Soil Management for Orchards and Vineyards (1993), G O’Conner, J Strawhorn, K Orr, AGMEDIA – Department Of Agriculture, Victoria, ISBN – 0 7306 3018 8

A Brief Blurb

Australia has at least six species of native citrus that can be found from the harsh desert to tropical rainforest. Previously they were classified in two genera (Eremocitrus and Microcitrus). However, recent taxonomic work has lead to their reclassification and they are now included in the genus Citrus (along with oranges, lemons, limes, etc).

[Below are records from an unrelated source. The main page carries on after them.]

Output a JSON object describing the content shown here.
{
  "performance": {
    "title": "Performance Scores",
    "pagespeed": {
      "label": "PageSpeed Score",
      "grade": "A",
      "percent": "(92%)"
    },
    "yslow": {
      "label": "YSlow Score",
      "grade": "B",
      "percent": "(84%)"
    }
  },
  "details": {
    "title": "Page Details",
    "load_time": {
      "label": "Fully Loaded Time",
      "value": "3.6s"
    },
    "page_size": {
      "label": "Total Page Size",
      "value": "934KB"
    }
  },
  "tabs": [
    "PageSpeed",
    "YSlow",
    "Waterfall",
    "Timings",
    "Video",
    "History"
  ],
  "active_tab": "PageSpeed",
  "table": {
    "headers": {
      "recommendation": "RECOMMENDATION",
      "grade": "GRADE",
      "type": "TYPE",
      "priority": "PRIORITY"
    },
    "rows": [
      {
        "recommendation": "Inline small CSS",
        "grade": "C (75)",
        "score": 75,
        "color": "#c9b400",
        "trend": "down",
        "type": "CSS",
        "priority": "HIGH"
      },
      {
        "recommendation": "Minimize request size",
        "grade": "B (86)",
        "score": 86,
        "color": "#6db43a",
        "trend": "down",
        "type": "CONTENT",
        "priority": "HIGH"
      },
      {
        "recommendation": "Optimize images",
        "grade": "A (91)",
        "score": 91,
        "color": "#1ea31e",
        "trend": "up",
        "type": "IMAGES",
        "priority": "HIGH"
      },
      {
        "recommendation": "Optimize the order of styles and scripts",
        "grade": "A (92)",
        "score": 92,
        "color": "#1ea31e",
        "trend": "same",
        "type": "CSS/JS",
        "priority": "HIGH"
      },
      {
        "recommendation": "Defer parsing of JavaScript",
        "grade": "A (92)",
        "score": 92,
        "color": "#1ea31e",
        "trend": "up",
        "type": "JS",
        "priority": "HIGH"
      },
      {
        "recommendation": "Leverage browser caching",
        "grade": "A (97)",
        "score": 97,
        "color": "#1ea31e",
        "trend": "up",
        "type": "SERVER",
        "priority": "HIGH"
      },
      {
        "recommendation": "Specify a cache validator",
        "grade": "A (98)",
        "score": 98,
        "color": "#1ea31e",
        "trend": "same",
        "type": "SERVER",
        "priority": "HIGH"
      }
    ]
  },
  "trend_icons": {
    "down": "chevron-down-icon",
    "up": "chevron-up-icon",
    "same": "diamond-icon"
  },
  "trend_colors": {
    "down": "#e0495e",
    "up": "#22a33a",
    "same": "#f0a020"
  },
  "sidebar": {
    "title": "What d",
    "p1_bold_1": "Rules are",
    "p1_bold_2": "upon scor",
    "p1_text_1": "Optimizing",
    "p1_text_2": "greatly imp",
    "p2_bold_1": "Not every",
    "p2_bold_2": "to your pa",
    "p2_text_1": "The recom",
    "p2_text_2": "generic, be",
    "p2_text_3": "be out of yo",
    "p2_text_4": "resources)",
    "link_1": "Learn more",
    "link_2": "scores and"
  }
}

Native species are able to hybridise with a range of other citrus species, the CSIRO has lead the way as well as some private cultivators being produced. There has been successful grafting onto conventional citrus root-stocks as well as private growers trying to break into a commercial market with their own combinations of wild varieties, tested root-stocks and various examples of citrus. These abilities, along with attributes such as drought and salinity tolerance and disease resistance, have long attracted the interest of citrus researchers and breeders. Improved selections and hybrids of native citrus also have potential in their own right for commercial production of fruit for both the fresh and high-value processing markets. Chefs from Australia and abroad have long delighted at the beauty, flavour and versatility of Australian Native Citrus.

The following blogs are devoted to the Citrus Australasica commonly known as the Australian Finger Lime, which can be found as an understorey shrub or tree in rainforests in southern Queensland and northern New South Wales. Finger Limes have been found growing wild on ridges and flats, in a wide range of soil types. Some have even been found growing on a sandstone hillside. When established, they are a hardy shrub!

Finger Limes produce finger-shaped fruit, up to 10cm long, with thin green or yellow skin and green-yellow compressed juice vesicles that tend to burst out when the skin is cut, the fruit is acidic and flavuorsome, not dissimilar to a Tahitian Lime, but with a more subtle flavour. A pink to red-fleshed form with red to purple or even black skin also occurs in the wild. Fruit from wild harvest and limited plantings are used by the native food industry, with our own trials and plantings we are hoping to add something to the Native Food Industry.

We have been trialling different varieties, rootstocks and environments for 18 months and will continue to test and learn then plant a small orchard in Spring 2007 or 2008. The following pages are a blog of our quest to achieve these goals!